Instructions for the task:
In the listing that follows, give every line again exactly and omit the pictures.

START Given data

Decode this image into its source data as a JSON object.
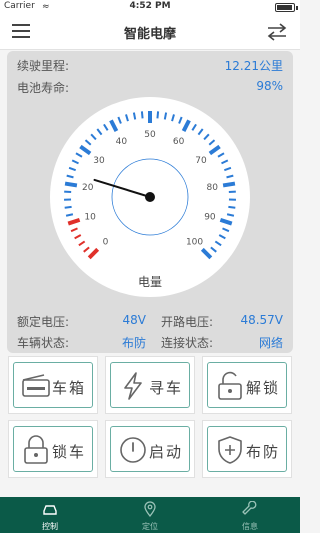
{
  "status_bar": {
    "carrier": "Carrier",
    "time": "4:52 PM"
  },
  "nav": {
    "title": "智能电摩",
    "menu_icon": "menu-icon",
    "swap_icon": "swap-icon"
  },
  "info": {
    "range_label": "续驶里程:",
    "range_value": "12.21公里",
    "battery_label": "电池寿命:",
    "battery_value": "98%"
  },
  "gauge": {
    "label": "电量",
    "min": 0,
    "max": 100,
    "value": 23,
    "ticks": [
      "0",
      "10",
      "20",
      "30",
      "40",
      "50",
      "60",
      "70",
      "80",
      "90",
      "100"
    ],
    "accent": "#2b7bd6",
    "warn": "#e0302a"
  },
  "details": {
    "rated_voltage_label": "额定电压:",
    "rated_voltage_value": "48V",
    "open_voltage_label": "开路电压:",
    "open_voltage_value": "48.57V",
    "vehicle_state_label": "车辆状态:",
    "vehicle_state_value": "布防",
    "connection_label": "连接状态:",
    "connection_value": "网络"
  },
  "buttons": [
    {
      "label": "车箱",
      "icon": "trunk-icon"
    },
    {
      "label": "寻车",
      "icon": "lightning-icon"
    },
    {
      "label": "解锁",
      "icon": "unlock-icon"
    },
    {
      "label": "锁车",
      "icon": "lock-icon"
    },
    {
      "label": "启动",
      "icon": "power-icon"
    },
    {
      "label": "布防",
      "icon": "shield-plus-icon"
    }
  ],
  "tabs": [
    {
      "label": "控制",
      "icon": "car-icon"
    },
    {
      "label": "定位",
      "icon": "location-icon"
    },
    {
      "label": "信息",
      "icon": "wrench-icon"
    }
  ]
}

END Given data

The answer:
Decode this image into its source data as a JSON object.
{
  "status_bar": {
    "carrier": "Carrier",
    "time": "4:52 PM"
  },
  "nav": {
    "title": "智能电摩",
    "menu_icon": "menu-icon",
    "swap_icon": "swap-icon"
  },
  "info": {
    "range_label": "续驶里程:",
    "range_value": "12.21公里",
    "battery_label": "电池寿命:",
    "battery_value": "98%"
  },
  "gauge": {
    "label": "电量",
    "min": 0,
    "max": 100,
    "value": 23,
    "ticks": [
      "0",
      "10",
      "20",
      "30",
      "40",
      "50",
      "60",
      "70",
      "80",
      "90",
      "100"
    ],
    "accent": "#2b7bd6",
    "warn": "#e0302a"
  },
  "details": {
    "rated_voltage_label": "额定电压:",
    "rated_voltage_value": "48V",
    "open_voltage_label": "开路电压:",
    "open_voltage_value": "48.57V",
    "vehicle_state_label": "车辆状态:",
    "vehicle_state_value": "布防",
    "connection_label": "连接状态:",
    "connection_value": "网络"
  },
  "buttons": [
    {
      "label": "车箱",
      "icon": "trunk-icon"
    },
    {
      "label": "寻车",
      "icon": "lightning-icon"
    },
    {
      "label": "解锁",
      "icon": "unlock-icon"
    },
    {
      "label": "锁车",
      "icon": "lock-icon"
    },
    {
      "label": "启动",
      "icon": "power-icon"
    },
    {
      "label": "布防",
      "icon": "shield-plus-icon"
    }
  ],
  "tabs": [
    {
      "label": "控制",
      "icon": "car-icon"
    },
    {
      "label": "定位",
      "icon": "location-icon"
    },
    {
      "label": "信息",
      "icon": "wrench-icon"
    }
  ]
}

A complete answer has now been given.